# Supplied records:

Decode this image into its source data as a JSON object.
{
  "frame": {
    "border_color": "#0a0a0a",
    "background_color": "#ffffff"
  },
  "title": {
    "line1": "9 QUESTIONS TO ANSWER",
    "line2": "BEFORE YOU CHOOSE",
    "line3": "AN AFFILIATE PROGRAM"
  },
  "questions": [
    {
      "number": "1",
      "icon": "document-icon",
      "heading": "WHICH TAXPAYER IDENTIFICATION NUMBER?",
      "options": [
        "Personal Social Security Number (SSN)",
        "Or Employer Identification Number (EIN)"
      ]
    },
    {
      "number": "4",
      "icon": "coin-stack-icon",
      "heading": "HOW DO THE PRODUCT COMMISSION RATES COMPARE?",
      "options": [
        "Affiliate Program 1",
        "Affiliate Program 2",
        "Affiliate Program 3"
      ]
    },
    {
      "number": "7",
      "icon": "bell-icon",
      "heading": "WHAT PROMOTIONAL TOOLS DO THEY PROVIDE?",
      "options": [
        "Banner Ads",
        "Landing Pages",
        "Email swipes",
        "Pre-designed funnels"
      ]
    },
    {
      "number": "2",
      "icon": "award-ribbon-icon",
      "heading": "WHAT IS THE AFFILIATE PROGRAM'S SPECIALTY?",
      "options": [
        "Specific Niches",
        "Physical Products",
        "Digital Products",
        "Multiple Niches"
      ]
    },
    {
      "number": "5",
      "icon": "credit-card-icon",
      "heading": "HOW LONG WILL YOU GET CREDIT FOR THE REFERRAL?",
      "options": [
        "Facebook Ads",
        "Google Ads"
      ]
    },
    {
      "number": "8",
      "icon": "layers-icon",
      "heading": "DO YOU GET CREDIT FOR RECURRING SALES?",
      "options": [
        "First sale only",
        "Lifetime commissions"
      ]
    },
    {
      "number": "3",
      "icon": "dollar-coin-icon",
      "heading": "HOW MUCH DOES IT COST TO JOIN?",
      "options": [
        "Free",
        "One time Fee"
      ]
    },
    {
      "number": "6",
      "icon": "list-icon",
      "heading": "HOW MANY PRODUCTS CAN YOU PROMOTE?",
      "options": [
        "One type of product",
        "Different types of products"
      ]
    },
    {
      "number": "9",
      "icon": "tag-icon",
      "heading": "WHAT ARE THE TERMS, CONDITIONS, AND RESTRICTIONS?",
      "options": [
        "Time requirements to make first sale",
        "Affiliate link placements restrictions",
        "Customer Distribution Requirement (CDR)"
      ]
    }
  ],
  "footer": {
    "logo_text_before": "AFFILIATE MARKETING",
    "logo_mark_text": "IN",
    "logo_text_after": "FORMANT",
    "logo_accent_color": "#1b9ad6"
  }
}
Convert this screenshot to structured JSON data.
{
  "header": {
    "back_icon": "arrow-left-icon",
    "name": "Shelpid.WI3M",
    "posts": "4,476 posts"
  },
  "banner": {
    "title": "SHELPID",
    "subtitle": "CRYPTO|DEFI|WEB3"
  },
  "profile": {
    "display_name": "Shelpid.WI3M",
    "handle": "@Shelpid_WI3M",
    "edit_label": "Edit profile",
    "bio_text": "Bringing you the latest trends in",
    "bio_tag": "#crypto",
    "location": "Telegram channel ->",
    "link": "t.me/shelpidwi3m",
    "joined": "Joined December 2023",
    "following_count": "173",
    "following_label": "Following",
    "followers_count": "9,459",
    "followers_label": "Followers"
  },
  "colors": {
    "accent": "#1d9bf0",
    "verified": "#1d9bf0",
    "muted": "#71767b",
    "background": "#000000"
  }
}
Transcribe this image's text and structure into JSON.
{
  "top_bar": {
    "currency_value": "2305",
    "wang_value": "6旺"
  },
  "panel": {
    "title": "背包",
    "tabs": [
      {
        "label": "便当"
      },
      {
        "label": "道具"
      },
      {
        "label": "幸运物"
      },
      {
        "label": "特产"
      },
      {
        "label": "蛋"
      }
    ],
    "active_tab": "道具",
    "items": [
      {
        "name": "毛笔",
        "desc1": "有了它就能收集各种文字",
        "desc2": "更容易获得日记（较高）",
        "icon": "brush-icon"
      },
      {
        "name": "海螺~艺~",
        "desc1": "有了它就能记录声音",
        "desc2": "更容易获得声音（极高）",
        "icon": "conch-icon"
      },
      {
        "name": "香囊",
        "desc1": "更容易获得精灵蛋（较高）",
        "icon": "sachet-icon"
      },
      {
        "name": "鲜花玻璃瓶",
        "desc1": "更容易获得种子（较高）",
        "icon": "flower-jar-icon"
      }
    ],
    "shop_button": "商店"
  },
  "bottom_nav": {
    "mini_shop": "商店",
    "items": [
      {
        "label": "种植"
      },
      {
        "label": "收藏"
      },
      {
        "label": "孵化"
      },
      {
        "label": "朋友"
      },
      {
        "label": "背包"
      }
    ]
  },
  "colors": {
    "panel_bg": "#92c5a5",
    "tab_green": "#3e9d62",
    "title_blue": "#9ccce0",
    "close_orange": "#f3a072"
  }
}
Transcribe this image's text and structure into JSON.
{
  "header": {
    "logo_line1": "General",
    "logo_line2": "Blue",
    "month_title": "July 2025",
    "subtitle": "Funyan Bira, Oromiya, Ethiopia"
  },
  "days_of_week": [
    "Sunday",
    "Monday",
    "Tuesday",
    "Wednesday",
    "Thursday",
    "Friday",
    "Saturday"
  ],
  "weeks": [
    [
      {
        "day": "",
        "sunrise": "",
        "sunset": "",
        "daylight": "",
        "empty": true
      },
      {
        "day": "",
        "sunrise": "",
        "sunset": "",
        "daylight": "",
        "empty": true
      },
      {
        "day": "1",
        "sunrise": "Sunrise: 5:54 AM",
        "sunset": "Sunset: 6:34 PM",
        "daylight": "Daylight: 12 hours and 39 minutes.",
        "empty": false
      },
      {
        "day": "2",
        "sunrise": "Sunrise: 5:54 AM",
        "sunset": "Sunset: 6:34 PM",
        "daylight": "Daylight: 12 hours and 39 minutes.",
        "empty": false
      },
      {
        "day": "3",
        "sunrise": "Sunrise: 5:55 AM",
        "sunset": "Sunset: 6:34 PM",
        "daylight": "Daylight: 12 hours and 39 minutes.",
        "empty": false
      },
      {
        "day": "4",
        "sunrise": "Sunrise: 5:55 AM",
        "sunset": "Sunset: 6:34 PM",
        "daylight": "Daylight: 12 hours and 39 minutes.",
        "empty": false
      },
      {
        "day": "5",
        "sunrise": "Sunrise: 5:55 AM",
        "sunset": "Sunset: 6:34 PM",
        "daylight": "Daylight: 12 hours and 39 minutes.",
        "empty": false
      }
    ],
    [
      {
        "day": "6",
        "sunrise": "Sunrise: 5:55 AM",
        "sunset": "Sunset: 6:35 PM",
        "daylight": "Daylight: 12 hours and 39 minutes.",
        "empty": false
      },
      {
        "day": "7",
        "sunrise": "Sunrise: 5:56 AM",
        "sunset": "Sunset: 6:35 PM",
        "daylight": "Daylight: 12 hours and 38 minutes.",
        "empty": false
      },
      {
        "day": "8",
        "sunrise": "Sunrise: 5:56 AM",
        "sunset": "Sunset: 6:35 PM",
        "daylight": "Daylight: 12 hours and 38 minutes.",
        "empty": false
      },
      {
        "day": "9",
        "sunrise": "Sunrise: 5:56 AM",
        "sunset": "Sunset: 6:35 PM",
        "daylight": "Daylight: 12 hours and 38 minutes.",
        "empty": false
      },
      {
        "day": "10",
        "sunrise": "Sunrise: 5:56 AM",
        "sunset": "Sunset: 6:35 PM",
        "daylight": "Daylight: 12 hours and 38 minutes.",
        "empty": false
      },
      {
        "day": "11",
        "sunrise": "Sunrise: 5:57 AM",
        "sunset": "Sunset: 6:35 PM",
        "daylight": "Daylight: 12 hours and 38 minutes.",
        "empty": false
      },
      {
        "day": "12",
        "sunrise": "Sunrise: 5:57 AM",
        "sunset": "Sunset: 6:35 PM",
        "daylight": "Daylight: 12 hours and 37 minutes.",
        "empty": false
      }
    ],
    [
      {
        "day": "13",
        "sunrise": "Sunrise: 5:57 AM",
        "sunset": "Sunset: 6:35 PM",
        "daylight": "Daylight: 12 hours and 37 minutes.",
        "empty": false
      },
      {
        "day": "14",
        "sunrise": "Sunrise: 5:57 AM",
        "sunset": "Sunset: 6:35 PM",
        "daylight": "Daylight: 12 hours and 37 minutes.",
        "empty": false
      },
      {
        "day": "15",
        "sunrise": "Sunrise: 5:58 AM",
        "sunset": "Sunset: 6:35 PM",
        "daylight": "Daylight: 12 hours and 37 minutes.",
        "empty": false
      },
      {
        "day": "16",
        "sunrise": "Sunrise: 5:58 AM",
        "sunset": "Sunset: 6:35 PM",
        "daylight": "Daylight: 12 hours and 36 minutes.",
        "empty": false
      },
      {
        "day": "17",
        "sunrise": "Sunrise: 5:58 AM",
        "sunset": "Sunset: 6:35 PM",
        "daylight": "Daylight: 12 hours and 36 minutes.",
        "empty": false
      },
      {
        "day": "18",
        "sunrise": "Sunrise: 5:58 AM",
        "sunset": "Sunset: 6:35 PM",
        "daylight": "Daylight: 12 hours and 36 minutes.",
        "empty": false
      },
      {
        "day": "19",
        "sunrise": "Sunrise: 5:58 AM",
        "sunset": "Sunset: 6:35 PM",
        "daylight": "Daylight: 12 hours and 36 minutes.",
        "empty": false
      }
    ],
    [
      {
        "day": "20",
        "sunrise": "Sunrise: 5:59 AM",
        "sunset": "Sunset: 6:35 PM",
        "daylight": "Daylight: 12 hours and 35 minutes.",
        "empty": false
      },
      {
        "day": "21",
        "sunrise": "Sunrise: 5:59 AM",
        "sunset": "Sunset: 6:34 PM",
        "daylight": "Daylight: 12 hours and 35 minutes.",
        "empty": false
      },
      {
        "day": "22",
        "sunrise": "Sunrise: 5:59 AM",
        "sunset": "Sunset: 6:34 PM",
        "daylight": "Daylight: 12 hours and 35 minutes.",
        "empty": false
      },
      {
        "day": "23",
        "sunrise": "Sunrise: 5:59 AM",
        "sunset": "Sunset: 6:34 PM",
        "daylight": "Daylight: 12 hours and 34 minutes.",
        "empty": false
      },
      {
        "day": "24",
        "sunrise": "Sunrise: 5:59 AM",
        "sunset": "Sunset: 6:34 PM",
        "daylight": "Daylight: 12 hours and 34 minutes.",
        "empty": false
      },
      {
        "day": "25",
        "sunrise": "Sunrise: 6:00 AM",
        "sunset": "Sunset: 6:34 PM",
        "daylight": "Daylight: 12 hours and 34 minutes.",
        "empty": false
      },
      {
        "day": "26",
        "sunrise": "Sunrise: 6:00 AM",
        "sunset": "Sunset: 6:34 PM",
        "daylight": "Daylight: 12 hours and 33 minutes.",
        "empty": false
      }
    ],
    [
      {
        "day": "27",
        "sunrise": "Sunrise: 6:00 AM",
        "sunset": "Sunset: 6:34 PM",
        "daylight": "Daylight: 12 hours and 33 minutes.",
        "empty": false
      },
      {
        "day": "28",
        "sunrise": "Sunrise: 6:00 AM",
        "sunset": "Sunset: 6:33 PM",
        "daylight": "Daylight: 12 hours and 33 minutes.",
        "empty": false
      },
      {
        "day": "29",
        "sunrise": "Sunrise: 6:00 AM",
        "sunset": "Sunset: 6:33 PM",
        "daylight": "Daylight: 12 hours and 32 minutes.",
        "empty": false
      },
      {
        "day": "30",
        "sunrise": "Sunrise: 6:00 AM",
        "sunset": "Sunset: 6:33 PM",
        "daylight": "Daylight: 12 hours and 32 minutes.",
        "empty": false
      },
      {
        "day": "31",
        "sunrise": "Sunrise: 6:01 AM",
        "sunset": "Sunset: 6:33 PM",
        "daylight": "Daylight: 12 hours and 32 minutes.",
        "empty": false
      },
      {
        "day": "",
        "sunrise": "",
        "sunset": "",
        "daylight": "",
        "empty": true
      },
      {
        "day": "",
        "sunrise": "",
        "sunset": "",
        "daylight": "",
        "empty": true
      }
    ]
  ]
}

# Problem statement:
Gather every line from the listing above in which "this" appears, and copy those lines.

# Written response:
Decode this image into its source data as a JSON object.
Convert this screenshot to structured JSON data.
Transcribe this image's text and structure into JSON.
Transcribe this image's text and structure into JSON.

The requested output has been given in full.